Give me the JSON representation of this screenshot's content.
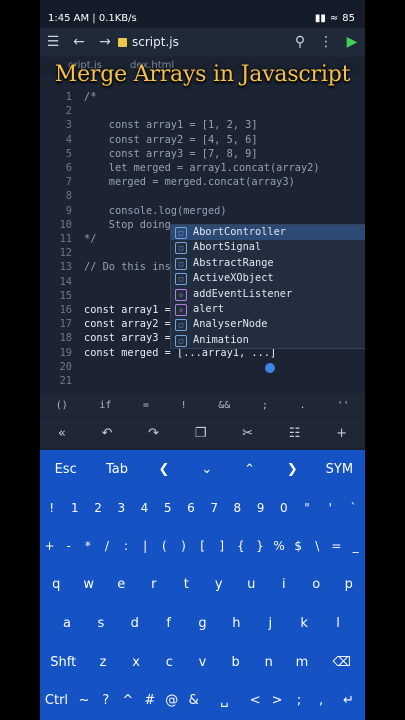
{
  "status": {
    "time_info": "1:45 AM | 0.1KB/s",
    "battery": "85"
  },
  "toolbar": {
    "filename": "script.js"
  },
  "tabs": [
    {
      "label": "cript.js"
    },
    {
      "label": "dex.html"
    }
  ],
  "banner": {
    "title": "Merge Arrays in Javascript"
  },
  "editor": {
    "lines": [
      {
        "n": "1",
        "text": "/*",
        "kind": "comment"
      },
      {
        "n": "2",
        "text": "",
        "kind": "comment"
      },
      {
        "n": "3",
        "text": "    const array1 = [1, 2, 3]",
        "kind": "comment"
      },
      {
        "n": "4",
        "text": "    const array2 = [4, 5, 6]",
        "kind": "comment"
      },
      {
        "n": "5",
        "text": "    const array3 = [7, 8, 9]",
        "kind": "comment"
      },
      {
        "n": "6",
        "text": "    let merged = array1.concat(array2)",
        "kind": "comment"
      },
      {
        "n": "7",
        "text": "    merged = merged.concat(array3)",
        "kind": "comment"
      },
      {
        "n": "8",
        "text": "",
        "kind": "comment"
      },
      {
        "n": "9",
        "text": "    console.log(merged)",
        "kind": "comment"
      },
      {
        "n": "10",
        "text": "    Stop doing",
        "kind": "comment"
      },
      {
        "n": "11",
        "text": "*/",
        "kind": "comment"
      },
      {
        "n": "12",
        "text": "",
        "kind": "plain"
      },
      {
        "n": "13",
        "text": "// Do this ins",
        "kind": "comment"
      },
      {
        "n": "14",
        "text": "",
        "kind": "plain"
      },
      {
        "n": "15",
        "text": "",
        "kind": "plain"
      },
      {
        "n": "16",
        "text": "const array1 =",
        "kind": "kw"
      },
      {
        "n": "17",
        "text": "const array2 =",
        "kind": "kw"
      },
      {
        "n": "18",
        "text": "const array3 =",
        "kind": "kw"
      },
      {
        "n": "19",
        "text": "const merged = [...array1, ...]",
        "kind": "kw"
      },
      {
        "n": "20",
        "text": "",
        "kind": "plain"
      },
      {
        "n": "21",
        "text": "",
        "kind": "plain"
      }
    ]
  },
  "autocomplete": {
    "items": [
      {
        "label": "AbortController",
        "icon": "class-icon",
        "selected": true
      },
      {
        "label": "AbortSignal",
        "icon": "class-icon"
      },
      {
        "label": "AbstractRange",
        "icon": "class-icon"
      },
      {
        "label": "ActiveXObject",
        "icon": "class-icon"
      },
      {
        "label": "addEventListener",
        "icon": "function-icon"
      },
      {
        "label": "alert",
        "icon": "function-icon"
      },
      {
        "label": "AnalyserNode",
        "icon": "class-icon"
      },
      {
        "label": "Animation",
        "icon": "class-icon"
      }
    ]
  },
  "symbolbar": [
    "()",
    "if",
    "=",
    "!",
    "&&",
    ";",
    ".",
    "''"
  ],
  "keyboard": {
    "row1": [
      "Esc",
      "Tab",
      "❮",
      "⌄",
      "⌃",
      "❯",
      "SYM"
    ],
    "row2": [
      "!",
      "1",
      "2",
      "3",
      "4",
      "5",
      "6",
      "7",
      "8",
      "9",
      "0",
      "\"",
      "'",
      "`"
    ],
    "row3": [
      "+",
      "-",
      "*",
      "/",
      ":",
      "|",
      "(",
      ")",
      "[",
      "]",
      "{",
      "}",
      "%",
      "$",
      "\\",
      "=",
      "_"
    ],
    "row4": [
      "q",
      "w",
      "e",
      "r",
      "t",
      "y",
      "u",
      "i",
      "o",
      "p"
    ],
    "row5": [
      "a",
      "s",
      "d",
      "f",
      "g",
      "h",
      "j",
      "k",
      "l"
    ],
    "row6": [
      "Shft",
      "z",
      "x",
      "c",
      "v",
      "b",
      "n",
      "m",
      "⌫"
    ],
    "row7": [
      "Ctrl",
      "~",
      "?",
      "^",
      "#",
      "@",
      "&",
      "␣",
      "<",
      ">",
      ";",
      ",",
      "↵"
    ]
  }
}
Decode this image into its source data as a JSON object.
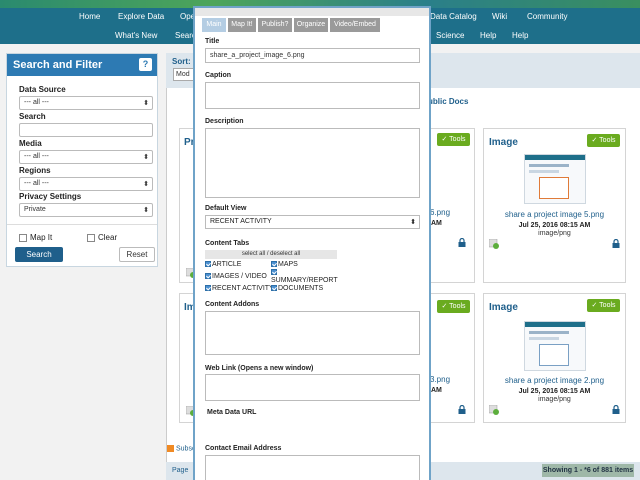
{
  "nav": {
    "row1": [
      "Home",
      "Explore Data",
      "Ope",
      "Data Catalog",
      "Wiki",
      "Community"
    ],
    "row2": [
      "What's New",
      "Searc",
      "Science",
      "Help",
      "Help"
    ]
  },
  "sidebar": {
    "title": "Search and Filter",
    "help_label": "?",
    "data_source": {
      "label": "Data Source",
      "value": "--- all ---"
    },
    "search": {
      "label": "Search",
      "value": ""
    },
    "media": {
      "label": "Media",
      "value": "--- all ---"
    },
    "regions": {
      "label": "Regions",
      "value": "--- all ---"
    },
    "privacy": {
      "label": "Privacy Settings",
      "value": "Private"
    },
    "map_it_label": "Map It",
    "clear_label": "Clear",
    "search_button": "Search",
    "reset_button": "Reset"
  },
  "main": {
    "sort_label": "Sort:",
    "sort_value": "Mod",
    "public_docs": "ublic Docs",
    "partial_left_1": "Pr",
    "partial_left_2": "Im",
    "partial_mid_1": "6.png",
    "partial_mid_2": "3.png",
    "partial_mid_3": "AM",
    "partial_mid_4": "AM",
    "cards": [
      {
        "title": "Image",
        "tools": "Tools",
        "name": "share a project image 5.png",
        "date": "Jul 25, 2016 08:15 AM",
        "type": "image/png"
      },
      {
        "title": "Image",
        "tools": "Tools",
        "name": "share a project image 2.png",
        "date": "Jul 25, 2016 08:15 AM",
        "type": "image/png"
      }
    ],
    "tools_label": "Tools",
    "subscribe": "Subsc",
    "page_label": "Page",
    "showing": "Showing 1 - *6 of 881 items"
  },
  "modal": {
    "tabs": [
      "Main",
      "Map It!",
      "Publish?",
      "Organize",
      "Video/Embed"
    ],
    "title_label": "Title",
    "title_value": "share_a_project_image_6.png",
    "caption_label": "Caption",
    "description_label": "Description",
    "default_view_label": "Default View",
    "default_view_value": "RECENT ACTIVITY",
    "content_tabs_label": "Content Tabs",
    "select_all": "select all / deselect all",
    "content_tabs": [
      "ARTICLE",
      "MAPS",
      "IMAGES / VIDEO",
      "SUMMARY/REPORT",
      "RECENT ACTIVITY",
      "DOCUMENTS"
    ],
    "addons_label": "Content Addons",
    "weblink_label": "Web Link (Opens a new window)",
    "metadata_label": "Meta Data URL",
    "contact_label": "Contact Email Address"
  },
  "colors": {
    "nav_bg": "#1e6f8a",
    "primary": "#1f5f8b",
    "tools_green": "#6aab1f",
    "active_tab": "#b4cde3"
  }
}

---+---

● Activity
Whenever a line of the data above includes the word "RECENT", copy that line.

● Answer to this exercise
    "default_view_value": "RECENT ACTIVITY",
      "RECENT ACTIVITY",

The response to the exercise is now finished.